“We are not focused on tooling up an army of people sat in a network monitoring centre with information designed to point them to alerts when and where they happen,” said Dynatrace CEO Rick McConnell, speaking in Las Vegas. “No, we are focused on automating that process and enabling flawless and secure digital interactions, some of which will involve users, but some of which will be machine-to-machine.”

An IT-savvy CEO

Talking about the new world of data-driven operations, the Dynatrace chief spent a good period talking about how his firm’s platform is now looking to develop and deliver observability. As a CEO, McConnell knows his MTTR from his HTTP and is clearly no marketing lead or glorified management consultant that had made it to the top i.e. he understands what development teams are doing in relation to how they implement AIOps and new control layers for better IT operations.

When we look at the way the Dynatrace Applications & Microservices ‘module’ works, the company is now working to make sure it can work in serverless environments and has worked with the major cloud hyperscalers to make sure that it can deliver on that functionality. According to Tack and Maciag, observability really does mean being able to look at what is happening inside systems all the way out to the computing edge. 

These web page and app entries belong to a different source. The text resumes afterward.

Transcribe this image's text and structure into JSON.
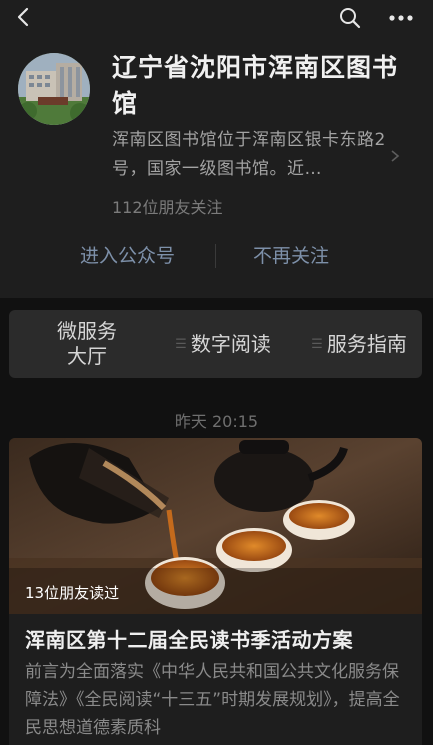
{
  "topbar": {
    "back_icon": "chevron-left-icon",
    "search_icon": "search-icon",
    "more_icon": "more-horizontal-icon"
  },
  "profile": {
    "avatar_icon": "library-building-avatar",
    "name": "辽宁省沈阳市浑南区图书馆",
    "description": "浑南区图书馆位于浑南区银卡东路2号，国家一级图书馆。近…",
    "followers": "112位朋友关注",
    "enter_label": "进入公众号",
    "unfollow_label": "不再关注"
  },
  "menu": {
    "items": [
      {
        "label": "微服务大厅"
      },
      {
        "label": "数字阅读"
      },
      {
        "label": "服务指南"
      }
    ]
  },
  "feed": {
    "timestamp": "昨天 20:15",
    "article": {
      "read_count": "13位朋友读过",
      "title": "浑南区第十二届全民读书季活动方案",
      "summary": "前言为全面落实《中华人民共和国公共文化服务保障法》《全民阅读“十三五”时期发展规划》，提高全民思想道德素质科"
    }
  },
  "colors": {
    "background": "#111111",
    "card": "#1e1e1e",
    "link": "#7d90a9",
    "menu_bg": "#2b2b2b"
  }
}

The Dynatrace product family now spans Oneagent, PurePath, Smartscape, Grail & Davis AI. We know that this is a busy sector of the tech industry and the company has many to compete against in the cloud and data systems observability market, but Dynatrace is (arguably) among the more interesting (if not the most vocal) technology vendors that work in this space.

In terms of use during working practice, software engineers can work with Dynatrace and use Service Level Objectives (SLOs) to make applications self-heal if their performance drops below a pre-defined baseline. They can then make sure security alerts go straight to the right person to resolve rather than dampening everyone’s day and automatically spin up more cloud resources when their user base starts to outgrow the existing set-up.

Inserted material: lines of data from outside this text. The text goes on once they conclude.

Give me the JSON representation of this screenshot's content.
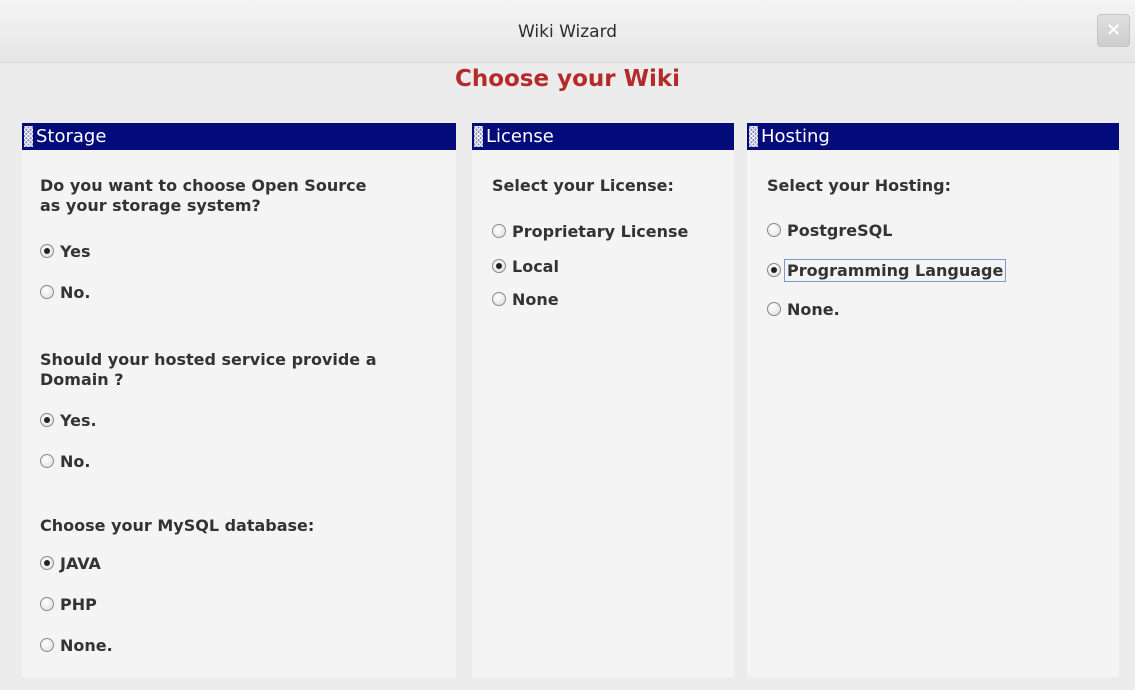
{
  "window": {
    "title": "Wiki Wizard",
    "close_label": "×"
  },
  "heading": "Choose your Wiki",
  "panels": {
    "storage": {
      "title": "Storage",
      "q1": {
        "text_line1": "Do you want to choose Open Source",
        "text_line2": "as your storage system?",
        "options": [
          {
            "label": "Yes",
            "selected": true
          },
          {
            "label": "No.",
            "selected": false
          }
        ]
      },
      "q2": {
        "text_line1": "Should your hosted service provide a",
        "text_line2": "Domain ?",
        "options": [
          {
            "label": "Yes.",
            "selected": true
          },
          {
            "label": "No.",
            "selected": false
          }
        ]
      },
      "q3": {
        "text": "Choose your MySQL database:",
        "options": [
          {
            "label": "JAVA",
            "selected": true
          },
          {
            "label": "PHP",
            "selected": false
          },
          {
            "label": "None.",
            "selected": false
          }
        ]
      }
    },
    "license": {
      "title": "License",
      "question": "Select your License:",
      "options": [
        {
          "label": "Proprietary License",
          "selected": false
        },
        {
          "label": "Local",
          "selected": true
        },
        {
          "label": "None",
          "selected": false
        }
      ]
    },
    "hosting": {
      "title": "Hosting",
      "question": "Select your Hosting:",
      "options": [
        {
          "label": "PostgreSQL",
          "selected": false
        },
        {
          "label": "Programming Language",
          "selected": true
        },
        {
          "label": "None.",
          "selected": false
        }
      ]
    }
  },
  "colors": {
    "header_bg": "#030a7a",
    "heading": "#b52a2a",
    "window_bg": "#ececec",
    "panel_bg": "#f4f4f4"
  }
}
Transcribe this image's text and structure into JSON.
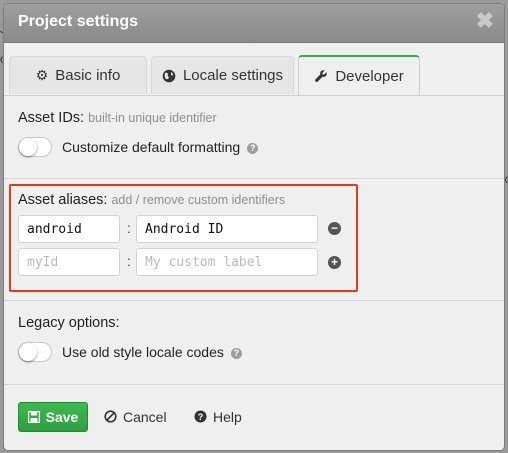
{
  "dialog": {
    "title": "Project settings",
    "close_glyph": "✖"
  },
  "tabs": [
    {
      "label": "Basic info",
      "icon": "gear-icon",
      "active": false
    },
    {
      "label": "Locale settings",
      "icon": "globe-icon",
      "active": false
    },
    {
      "label": "Developer",
      "icon": "wrench-icon",
      "active": true
    }
  ],
  "asset_ids": {
    "label": "Asset IDs:",
    "hint": "built-in unique identifier",
    "toggle_label": "Customize default formatting",
    "toggle_on": false
  },
  "asset_aliases": {
    "label": "Asset aliases:",
    "hint": "add / remove custom identifiers",
    "rows": [
      {
        "id_value": "android",
        "id_placeholder": "",
        "label_value": "Android ID",
        "label_placeholder": "",
        "action": "remove"
      },
      {
        "id_value": "",
        "id_placeholder": "myId",
        "label_value": "",
        "label_placeholder": "My custom label",
        "action": "add"
      }
    ],
    "separator": ":"
  },
  "legacy": {
    "label": "Legacy options:",
    "toggle_label": "Use old style locale codes",
    "toggle_on": false
  },
  "footer": {
    "save_label": "Save",
    "cancel_label": "Cancel",
    "help_label": "Help"
  },
  "colors": {
    "accent_green": "#35b04a",
    "highlight_red": "#e23b1c"
  }
}
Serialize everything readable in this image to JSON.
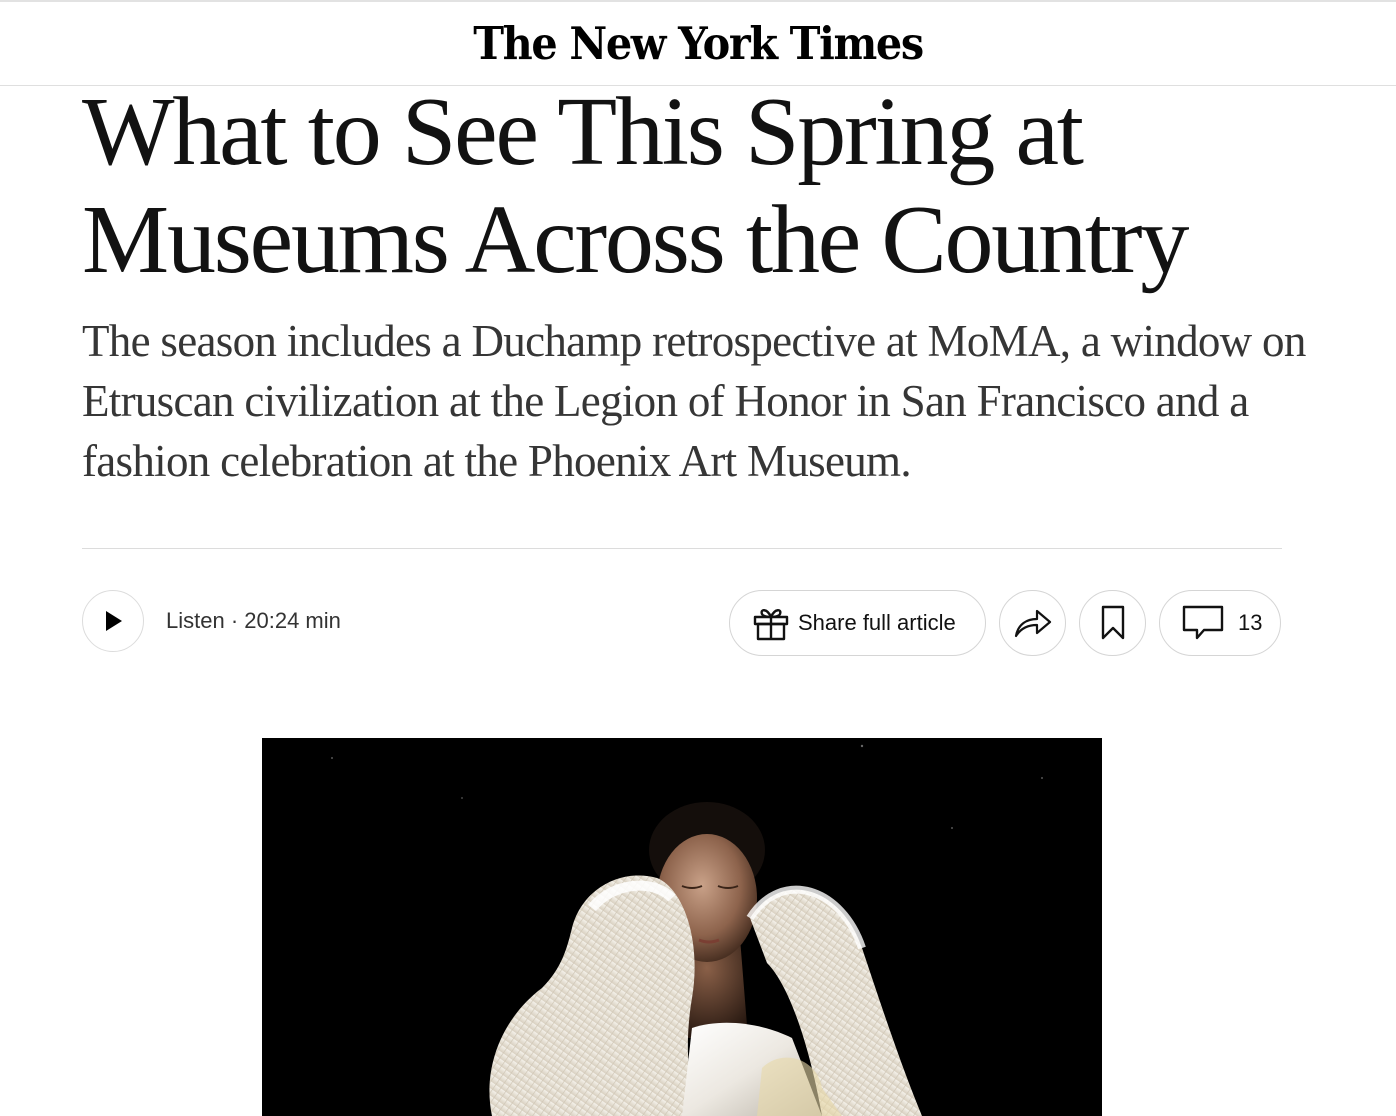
{
  "masthead": {
    "logo_text": "The New York Times"
  },
  "article": {
    "headline": "What to See This Spring at Museums Across the Country",
    "summary": "The season includes a Duchamp retrospective at MoMA, a window on Etruscan civilization at the Legion of Honor in San Francisco and a fashion celebration at the Phoenix Art Museum."
  },
  "audio": {
    "play_icon": "play-icon",
    "listen_label": "Listen · 20:24 min"
  },
  "actions": {
    "share_icon": "gift-icon",
    "share_label": "Share full article",
    "forward_icon": "share-arrow-icon",
    "bookmark_icon": "bookmark-icon",
    "comments_icon": "comment-icon",
    "comments_count": "13"
  },
  "hero_image": {
    "subject": "model with eyes closed wearing sculptural white ruffled garment against black background"
  }
}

Opening up the firehose

The new Dynatrace AppEngine offering allows software application developers and data professionals to use those same low/no-code approaches to build their own apps for the Dynatrace platform. That means they can start using all the observability, security and business data in Dynatrace for use cases that haven’t even been thought of yet, which opens up a torrent of potential use cases.

To demonstrate this, Dynatrace has already created some apps of its own, which are available to customers through its Hub. These include Carbon Impact – an app which allows organisations to use the observability data coming from their hybrid and multi-cloud environments to understand how they contribute to their carbon footprint, so they can see ways of improving their environmental sustainability by introducing efficiencies.

The company has also now come forward with Site Reliability Guardian, an app which helps teams to create automated quality and security gates in their software delivery pipeline so they can ensure software reliability never degrades below pre-defined thresholds. All these announcements may add up to one thing: a future that is more data-driven for all organisations, more intelligently automated and a whole lot more observable.